(Update: According to AP, a French lawmaker said that police negotiating with the two terror suspects currently holed up in a printing business outside of Paris declared that they are ready to "die as martyrs." In a related development, a third terrorist - who allegedly shot to death a police officer on January 8 - has taken mostly female hostages at a kosher market in Paris. Thousands of police have been deployed.)
Reportedly, thousands of French police and security forces are ringed around the northeastern town of Dammartin-en-Goele in the Seine-et-Marne region as the manhunt continues for two suspects in the deadly January 7 terrorist attack in Paris. At least two runways at the nearby Charles DeGaulle international airport have been closed as a security measure.

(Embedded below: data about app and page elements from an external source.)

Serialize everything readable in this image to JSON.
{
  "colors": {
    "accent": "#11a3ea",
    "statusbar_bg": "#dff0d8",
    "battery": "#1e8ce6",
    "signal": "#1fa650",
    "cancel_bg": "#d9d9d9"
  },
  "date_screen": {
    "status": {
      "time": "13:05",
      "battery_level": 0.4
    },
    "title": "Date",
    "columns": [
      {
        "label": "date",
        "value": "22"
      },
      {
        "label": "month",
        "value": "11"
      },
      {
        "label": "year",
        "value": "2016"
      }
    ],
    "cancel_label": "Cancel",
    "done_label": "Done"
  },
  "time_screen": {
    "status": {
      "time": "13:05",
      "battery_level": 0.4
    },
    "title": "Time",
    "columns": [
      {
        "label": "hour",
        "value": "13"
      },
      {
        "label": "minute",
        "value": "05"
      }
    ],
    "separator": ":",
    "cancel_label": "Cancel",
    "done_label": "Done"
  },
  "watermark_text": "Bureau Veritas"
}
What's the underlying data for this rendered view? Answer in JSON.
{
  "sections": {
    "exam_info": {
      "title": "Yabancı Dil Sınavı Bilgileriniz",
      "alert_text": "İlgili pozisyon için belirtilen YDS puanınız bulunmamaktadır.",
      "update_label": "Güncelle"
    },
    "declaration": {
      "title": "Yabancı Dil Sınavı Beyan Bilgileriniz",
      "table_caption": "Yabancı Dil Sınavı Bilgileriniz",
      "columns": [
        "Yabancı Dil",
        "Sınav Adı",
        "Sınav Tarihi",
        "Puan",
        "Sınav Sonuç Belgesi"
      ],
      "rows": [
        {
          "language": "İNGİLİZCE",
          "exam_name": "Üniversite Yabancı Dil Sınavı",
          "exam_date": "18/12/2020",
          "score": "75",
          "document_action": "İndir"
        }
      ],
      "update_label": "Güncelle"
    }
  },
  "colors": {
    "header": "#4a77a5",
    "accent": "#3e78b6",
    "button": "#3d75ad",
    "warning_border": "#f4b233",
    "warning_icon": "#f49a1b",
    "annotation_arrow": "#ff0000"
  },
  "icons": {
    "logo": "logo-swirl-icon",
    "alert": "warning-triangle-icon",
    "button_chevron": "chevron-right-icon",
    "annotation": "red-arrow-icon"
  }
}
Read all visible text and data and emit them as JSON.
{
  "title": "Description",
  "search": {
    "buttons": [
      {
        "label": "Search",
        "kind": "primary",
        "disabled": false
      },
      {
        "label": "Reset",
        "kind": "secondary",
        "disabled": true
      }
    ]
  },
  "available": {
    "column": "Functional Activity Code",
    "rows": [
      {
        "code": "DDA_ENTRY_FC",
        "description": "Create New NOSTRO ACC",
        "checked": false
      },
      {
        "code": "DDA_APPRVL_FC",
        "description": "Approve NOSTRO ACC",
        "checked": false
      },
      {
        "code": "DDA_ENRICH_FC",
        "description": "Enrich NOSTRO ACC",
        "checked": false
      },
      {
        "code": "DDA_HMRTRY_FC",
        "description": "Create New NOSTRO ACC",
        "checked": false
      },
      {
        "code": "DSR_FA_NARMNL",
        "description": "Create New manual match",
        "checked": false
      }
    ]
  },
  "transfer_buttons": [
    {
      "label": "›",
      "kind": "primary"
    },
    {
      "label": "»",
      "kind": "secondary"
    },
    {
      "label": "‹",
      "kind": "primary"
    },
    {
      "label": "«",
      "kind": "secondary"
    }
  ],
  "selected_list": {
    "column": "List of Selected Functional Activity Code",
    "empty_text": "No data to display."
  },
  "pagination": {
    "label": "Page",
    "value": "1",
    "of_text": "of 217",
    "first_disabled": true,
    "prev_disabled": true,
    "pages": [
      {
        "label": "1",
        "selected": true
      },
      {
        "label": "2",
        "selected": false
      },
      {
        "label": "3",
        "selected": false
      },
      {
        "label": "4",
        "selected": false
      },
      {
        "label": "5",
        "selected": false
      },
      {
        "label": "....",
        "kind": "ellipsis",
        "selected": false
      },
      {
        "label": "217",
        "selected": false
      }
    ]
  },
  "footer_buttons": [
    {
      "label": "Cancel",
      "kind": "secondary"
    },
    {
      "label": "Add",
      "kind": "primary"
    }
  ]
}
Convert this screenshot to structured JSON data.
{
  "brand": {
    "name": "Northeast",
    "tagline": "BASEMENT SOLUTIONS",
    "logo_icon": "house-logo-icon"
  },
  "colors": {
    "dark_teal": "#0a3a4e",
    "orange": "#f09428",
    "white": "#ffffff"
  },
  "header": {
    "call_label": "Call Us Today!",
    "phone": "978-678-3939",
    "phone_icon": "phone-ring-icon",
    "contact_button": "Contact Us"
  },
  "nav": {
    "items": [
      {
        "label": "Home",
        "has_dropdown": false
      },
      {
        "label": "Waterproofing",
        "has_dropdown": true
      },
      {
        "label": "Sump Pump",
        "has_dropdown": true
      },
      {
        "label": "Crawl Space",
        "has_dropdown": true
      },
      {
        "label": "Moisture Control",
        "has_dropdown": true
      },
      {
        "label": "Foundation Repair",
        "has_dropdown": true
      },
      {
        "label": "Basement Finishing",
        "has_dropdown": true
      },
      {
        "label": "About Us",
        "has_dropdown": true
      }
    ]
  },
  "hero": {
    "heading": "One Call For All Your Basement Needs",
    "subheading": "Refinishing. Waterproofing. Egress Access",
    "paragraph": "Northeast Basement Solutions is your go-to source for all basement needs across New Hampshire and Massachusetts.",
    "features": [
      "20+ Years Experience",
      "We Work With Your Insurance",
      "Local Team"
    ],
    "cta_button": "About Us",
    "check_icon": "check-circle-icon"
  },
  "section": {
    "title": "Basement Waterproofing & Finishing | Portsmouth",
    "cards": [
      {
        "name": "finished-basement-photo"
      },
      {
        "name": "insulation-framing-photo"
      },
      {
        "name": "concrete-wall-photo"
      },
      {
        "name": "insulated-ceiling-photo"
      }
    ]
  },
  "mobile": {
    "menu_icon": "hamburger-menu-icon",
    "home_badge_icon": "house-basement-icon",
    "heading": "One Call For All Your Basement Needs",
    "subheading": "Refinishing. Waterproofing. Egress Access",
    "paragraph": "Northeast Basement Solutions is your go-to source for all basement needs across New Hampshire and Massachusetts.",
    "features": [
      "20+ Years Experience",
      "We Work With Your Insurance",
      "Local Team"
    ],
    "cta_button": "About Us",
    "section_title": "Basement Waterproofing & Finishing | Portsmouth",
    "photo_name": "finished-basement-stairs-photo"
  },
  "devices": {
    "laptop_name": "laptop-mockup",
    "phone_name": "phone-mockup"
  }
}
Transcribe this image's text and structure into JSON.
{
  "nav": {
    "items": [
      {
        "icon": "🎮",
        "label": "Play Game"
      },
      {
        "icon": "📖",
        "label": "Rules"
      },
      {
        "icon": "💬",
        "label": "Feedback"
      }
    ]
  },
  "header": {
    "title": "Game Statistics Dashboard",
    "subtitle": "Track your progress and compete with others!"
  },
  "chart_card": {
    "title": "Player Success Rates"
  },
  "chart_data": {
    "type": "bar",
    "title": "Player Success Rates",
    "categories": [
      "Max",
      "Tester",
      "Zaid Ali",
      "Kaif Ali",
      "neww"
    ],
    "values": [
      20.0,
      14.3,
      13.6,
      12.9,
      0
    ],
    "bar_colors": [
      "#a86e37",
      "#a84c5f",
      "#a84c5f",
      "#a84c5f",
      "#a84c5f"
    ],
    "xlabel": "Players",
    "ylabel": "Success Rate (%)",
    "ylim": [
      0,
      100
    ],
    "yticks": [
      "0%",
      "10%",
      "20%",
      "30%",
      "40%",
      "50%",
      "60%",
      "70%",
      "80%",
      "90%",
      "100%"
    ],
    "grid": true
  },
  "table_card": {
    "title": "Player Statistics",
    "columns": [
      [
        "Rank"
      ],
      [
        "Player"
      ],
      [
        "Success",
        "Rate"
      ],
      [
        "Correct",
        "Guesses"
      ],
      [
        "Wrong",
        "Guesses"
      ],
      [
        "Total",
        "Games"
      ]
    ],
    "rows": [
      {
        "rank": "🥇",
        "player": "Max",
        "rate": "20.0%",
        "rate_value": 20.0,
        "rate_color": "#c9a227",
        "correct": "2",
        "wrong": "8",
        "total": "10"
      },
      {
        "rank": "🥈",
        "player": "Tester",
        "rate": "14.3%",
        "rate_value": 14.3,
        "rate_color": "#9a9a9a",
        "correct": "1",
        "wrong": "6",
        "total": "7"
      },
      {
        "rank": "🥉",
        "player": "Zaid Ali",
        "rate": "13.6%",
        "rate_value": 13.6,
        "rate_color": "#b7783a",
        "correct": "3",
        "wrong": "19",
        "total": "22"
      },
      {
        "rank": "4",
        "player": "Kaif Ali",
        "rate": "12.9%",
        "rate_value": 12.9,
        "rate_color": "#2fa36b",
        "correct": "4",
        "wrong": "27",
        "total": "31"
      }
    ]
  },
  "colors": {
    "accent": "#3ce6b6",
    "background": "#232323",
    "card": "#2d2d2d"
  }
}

The Interior Minister of France, Bernard Cazeneuve, said today that security forces are conducting an operation to catch the Franco-Algerian brothers, Cherif and Said Kouachi, in an area approximately 35 miles northeast of Paris.
Police have requested members of the media to remain behind police lines for their own safety. Reports are sketchy: the interior ministry dismissed reports of arrests.
Shots were fired this morning as police chased a car believed to contain the suspects, but there were no casualties officials. A hostage has been taken. According to local reports, they are now holed up in a building owned by a printing company in a commercial complex that includes an ALDI warehouse. Students and faculty at nearby schools have been told to remain in place.
According to reports from FRANCE24, negotiations are now ongoing between the terrorists and law enforcement.
The Kouachi brothers are suspected of killing at least twelve persons at Charlie Hebdo – a leftist satirical magazine that has long been known for printing cartoons of Muhammed that Muslims found offensive. Nine persons have been arrested since the incident. On January 8, a police officer was shot to death in Paris in an incident that remains unresolved. The perpetrator in that instance is still at large.